Task description
Read through the lines below and copy the ones holding the string "website".
_ _ _ _
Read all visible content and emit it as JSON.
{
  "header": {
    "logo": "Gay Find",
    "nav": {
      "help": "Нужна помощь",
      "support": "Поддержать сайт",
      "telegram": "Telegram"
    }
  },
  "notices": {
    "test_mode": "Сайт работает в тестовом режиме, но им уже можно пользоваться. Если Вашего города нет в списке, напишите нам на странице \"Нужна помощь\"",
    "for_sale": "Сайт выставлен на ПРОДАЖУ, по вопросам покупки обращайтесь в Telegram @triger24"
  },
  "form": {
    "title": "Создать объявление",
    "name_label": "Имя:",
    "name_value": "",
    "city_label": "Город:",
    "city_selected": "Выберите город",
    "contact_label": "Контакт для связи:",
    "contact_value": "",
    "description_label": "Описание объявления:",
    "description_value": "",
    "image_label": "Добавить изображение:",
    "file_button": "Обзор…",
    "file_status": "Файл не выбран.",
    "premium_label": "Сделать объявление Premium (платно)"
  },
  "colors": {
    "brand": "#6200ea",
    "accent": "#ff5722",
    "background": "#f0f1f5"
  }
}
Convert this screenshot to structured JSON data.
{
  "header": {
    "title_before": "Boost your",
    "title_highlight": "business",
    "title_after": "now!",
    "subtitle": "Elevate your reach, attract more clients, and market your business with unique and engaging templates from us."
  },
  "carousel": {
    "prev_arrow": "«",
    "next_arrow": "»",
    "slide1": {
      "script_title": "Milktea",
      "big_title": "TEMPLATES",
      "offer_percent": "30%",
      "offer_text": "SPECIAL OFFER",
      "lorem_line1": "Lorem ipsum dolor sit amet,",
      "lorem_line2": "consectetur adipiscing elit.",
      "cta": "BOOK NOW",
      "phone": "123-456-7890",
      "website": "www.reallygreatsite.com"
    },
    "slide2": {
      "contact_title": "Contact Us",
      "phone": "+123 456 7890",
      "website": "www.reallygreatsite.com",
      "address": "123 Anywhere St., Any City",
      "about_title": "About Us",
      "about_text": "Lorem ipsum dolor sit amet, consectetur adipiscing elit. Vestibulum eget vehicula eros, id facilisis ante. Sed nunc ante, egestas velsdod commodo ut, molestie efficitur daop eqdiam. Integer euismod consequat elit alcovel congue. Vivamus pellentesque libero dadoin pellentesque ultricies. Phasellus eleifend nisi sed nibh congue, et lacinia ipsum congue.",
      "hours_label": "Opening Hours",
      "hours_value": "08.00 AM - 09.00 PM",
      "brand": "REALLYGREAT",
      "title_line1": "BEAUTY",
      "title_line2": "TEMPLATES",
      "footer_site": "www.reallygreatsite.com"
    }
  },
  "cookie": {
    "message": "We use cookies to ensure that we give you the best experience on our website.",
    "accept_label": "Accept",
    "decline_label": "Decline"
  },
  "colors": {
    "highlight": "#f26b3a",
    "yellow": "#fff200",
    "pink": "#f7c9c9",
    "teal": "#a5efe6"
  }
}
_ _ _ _
Answer
      "website": "www.reallygreatsite.com"
      "website": "www.reallygreatsite.com",
    "message": "We use cookies to ensure that we give you the best experience on our website.",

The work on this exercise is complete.